Dataset rows describing interfaces
☆ ☆ ☆ ☆ ☆

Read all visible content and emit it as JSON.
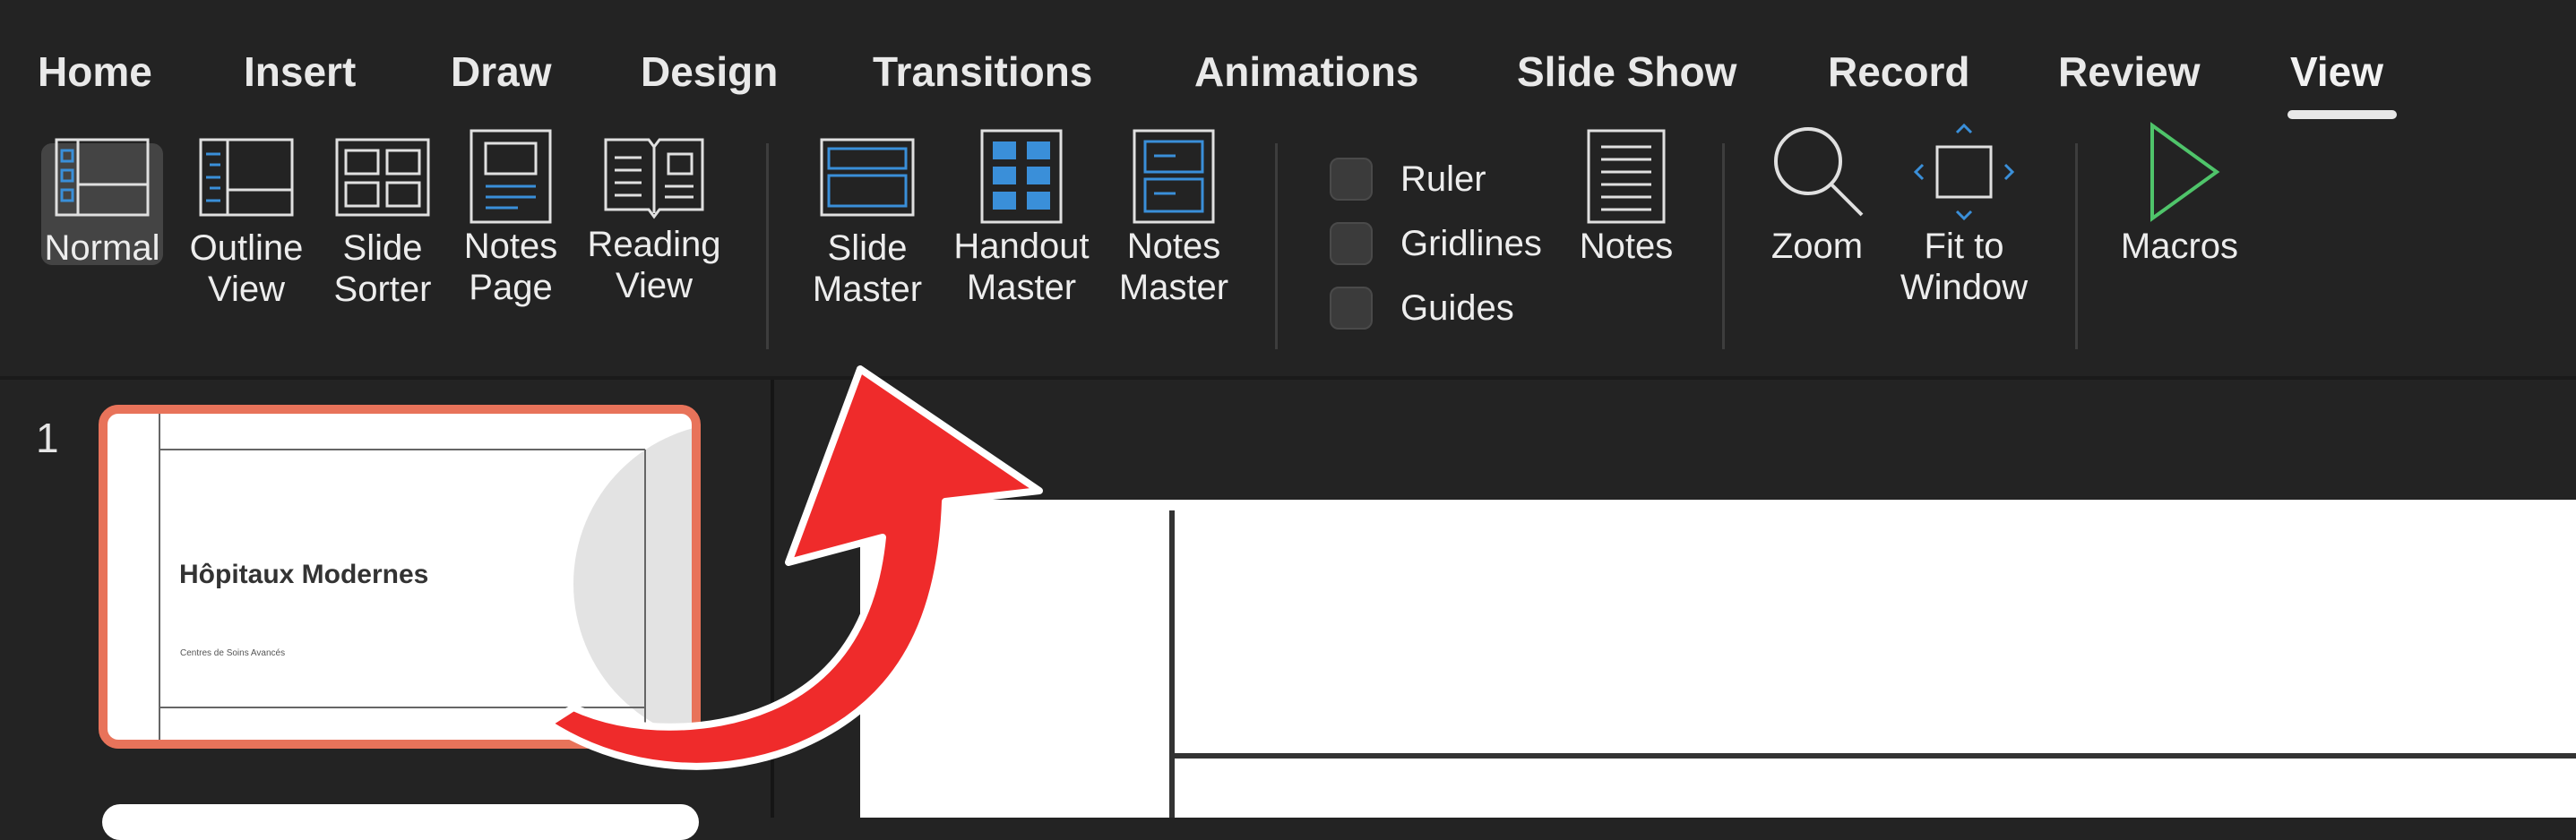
{
  "tabs": [
    {
      "label": "Home",
      "active": false
    },
    {
      "label": "Insert",
      "active": false
    },
    {
      "label": "Draw",
      "active": false
    },
    {
      "label": "Design",
      "active": false
    },
    {
      "label": "Transitions",
      "active": false
    },
    {
      "label": "Animations",
      "active": false
    },
    {
      "label": "Slide Show",
      "active": false
    },
    {
      "label": "Record",
      "active": false
    },
    {
      "label": "Review",
      "active": false
    },
    {
      "label": "View",
      "active": true
    }
  ],
  "ribbon": {
    "normal": {
      "line1": "Normal",
      "line2": "",
      "selected": true
    },
    "outline_view": {
      "line1": "Outline",
      "line2": "View"
    },
    "slide_sorter": {
      "line1": "Slide",
      "line2": "Sorter"
    },
    "notes_page": {
      "line1": "Notes",
      "line2": "Page"
    },
    "reading_view": {
      "line1": "Reading",
      "line2": "View"
    },
    "slide_master": {
      "line1": "Slide",
      "line2": "Master"
    },
    "handout_master": {
      "line1": "Handout",
      "line2": "Master"
    },
    "notes_master": {
      "line1": "Notes",
      "line2": "Master"
    },
    "ruler": {
      "label": "Ruler",
      "checked": false
    },
    "gridlines": {
      "label": "Gridlines",
      "checked": false
    },
    "guides": {
      "label": "Guides",
      "checked": false
    },
    "notes": {
      "line1": "Notes"
    },
    "zoom": {
      "line1": "Zoom"
    },
    "fit_to_window": {
      "line1": "Fit to",
      "line2": "Window"
    },
    "macros": {
      "line1": "Macros"
    }
  },
  "thumbnails": [
    {
      "number": "1",
      "title": "Hôpitaux Modernes",
      "subtitle": "Centres de Soins Avancés",
      "selected": true
    }
  ],
  "colors": {
    "accent_blue": "#3a8fd9",
    "macro_green": "#4fc46a",
    "selection_border": "#e8735a",
    "arrow_red": "#ef2b2b"
  },
  "icons": {
    "normal": "normal-view-icon",
    "outline": "outline-view-icon",
    "sorter": "slide-sorter-icon",
    "notes_page": "notes-page-icon",
    "reading": "reading-view-icon",
    "slide_master": "slide-master-icon",
    "handout_master": "handout-master-icon",
    "notes_master": "notes-master-icon",
    "notes": "notes-icon",
    "zoom": "zoom-icon",
    "fit": "fit-to-window-icon",
    "macros": "macros-play-icon",
    "annotation": "curved-arrow-icon"
  }
}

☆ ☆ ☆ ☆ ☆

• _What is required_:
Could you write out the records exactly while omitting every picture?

• _Answer for this exercise_:
Read all visible content and emit it as JSON.
{
  "tabs": [
    {
      "label": "Home",
      "active": false
    },
    {
      "label": "Insert",
      "active": false
    },
    {
      "label": "Draw",
      "active": false
    },
    {
      "label": "Design",
      "active": false
    },
    {
      "label": "Transitions",
      "active": false
    },
    {
      "label": "Animations",
      "active": false
    },
    {
      "label": "Slide Show",
      "active": false
    },
    {
      "label": "Record",
      "active": false
    },
    {
      "label": "Review",
      "active": false
    },
    {
      "label": "View",
      "active": true
    }
  ],
  "ribbon": {
    "normal": {
      "line1": "Normal",
      "line2": "",
      "selected": true
    },
    "outline_view": {
      "line1": "Outline",
      "line2": "View"
    },
    "slide_sorter": {
      "line1": "Slide",
      "line2": "Sorter"
    },
    "notes_page": {
      "line1": "Notes",
      "line2": "Page"
    },
    "reading_view": {
      "line1": "Reading",
      "line2": "View"
    },
    "slide_master": {
      "line1": "Slide",
      "line2": "Master"
    },
    "handout_master": {
      "line1": "Handout",
      "line2": "Master"
    },
    "notes_master": {
      "line1": "Notes",
      "line2": "Master"
    },
    "ruler": {
      "label": "Ruler",
      "checked": false
    },
    "gridlines": {
      "label": "Gridlines",
      "checked": false
    },
    "guides": {
      "label": "Guides",
      "checked": false
    },
    "notes": {
      "line1": "Notes"
    },
    "zoom": {
      "line1": "Zoom"
    },
    "fit_to_window": {
      "line1": "Fit to",
      "line2": "Window"
    },
    "macros": {
      "line1": "Macros"
    }
  },
  "thumbnails": [
    {
      "number": "1",
      "title": "Hôpitaux Modernes",
      "subtitle": "Centres de Soins Avancés",
      "selected": true
    }
  ],
  "colors": {
    "accent_blue": "#3a8fd9",
    "macro_green": "#4fc46a",
    "selection_border": "#e8735a",
    "arrow_red": "#ef2b2b"
  },
  "icons": {
    "normal": "normal-view-icon",
    "outline": "outline-view-icon",
    "sorter": "slide-sorter-icon",
    "notes_page": "notes-page-icon",
    "reading": "reading-view-icon",
    "slide_master": "slide-master-icon",
    "handout_master": "handout-master-icon",
    "notes_master": "notes-master-icon",
    "notes": "notes-icon",
    "zoom": "zoom-icon",
    "fit": "fit-to-window-icon",
    "macros": "macros-play-icon",
    "annotation": "curved-arrow-icon"
  }
}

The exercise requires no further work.